Exercise aim - In your copy of the data, omit the pictures and keep all else exactly as given.

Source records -

○ ○ ○ ○ ○

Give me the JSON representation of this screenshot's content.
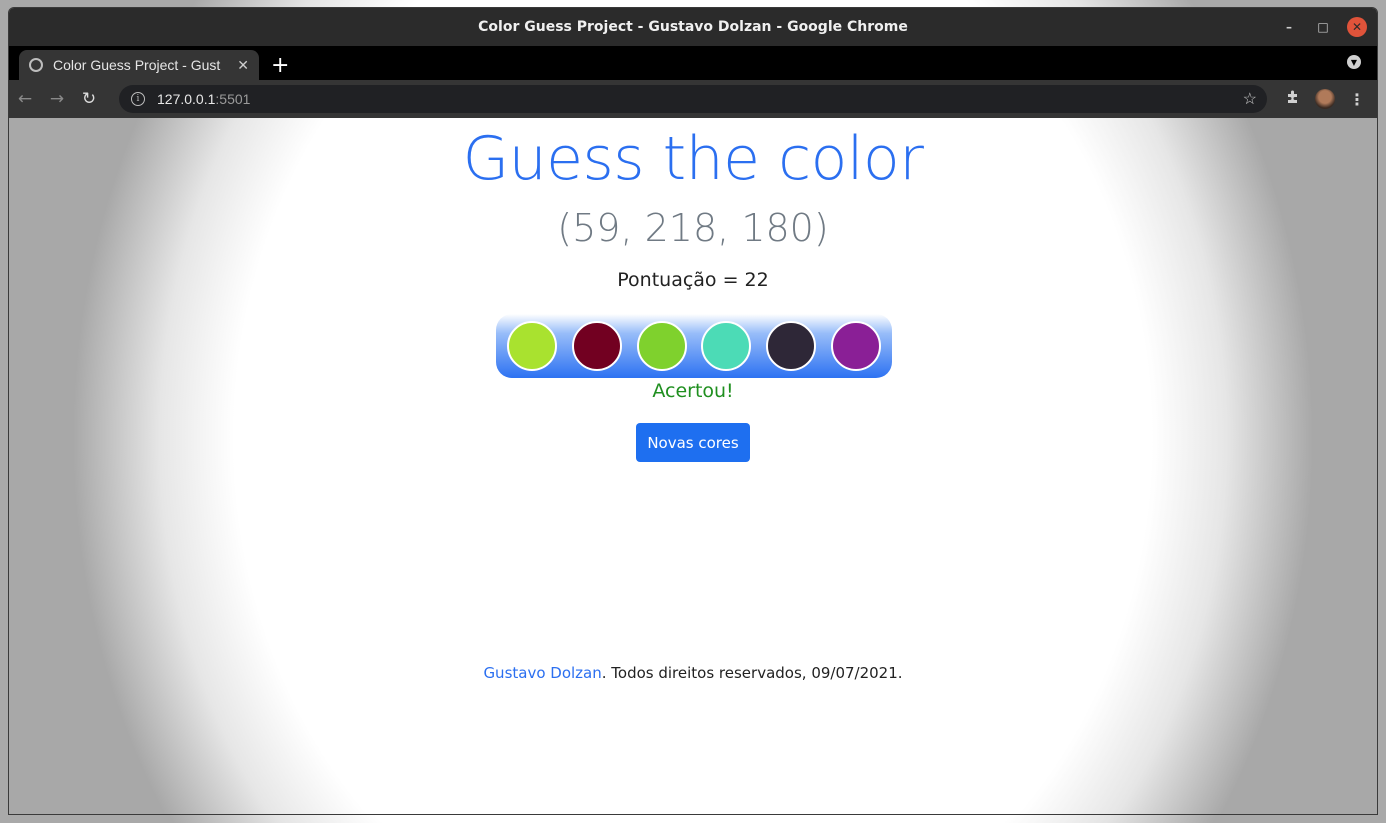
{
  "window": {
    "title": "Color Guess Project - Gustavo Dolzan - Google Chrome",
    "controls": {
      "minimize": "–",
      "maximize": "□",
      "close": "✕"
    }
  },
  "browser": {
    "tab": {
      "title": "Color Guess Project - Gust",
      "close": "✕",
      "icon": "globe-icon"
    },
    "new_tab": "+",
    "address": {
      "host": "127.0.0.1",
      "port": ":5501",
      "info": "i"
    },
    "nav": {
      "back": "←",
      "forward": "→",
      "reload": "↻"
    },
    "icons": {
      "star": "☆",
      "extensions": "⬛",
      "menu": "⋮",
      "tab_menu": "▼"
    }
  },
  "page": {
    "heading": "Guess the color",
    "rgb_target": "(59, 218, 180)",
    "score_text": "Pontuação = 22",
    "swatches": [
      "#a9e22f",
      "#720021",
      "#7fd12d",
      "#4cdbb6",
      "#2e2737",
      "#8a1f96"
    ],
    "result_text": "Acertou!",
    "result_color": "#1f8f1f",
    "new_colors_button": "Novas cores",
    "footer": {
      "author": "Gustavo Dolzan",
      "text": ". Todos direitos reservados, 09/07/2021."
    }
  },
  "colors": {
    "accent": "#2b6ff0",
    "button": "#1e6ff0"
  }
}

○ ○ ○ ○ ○

Exercise answer -
Give me the JSON representation of this screenshot's content.
{
  "window": {
    "title": "Color Guess Project - Gustavo Dolzan - Google Chrome",
    "controls": {
      "minimize": "–",
      "maximize": "□",
      "close": "✕"
    }
  },
  "browser": {
    "tab": {
      "title": "Color Guess Project - Gust",
      "close": "✕",
      "icon": "globe-icon"
    },
    "new_tab": "+",
    "address": {
      "host": "127.0.0.1",
      "port": ":5501",
      "info": "i"
    },
    "nav": {
      "back": "←",
      "forward": "→",
      "reload": "↻"
    },
    "icons": {
      "star": "☆",
      "extensions": "⬛",
      "menu": "⋮",
      "tab_menu": "▼"
    }
  },
  "page": {
    "heading": "Guess the color",
    "rgb_target": "(59, 218, 180)",
    "score_text": "Pontuação = 22",
    "swatches": [
      "#a9e22f",
      "#720021",
      "#7fd12d",
      "#4cdbb6",
      "#2e2737",
      "#8a1f96"
    ],
    "result_text": "Acertou!",
    "result_color": "#1f8f1f",
    "new_colors_button": "Novas cores",
    "footer": {
      "author": "Gustavo Dolzan",
      "text": ". Todos direitos reservados, 09/07/2021."
    }
  },
  "colors": {
    "accent": "#2b6ff0",
    "button": "#1e6ff0"
  }
}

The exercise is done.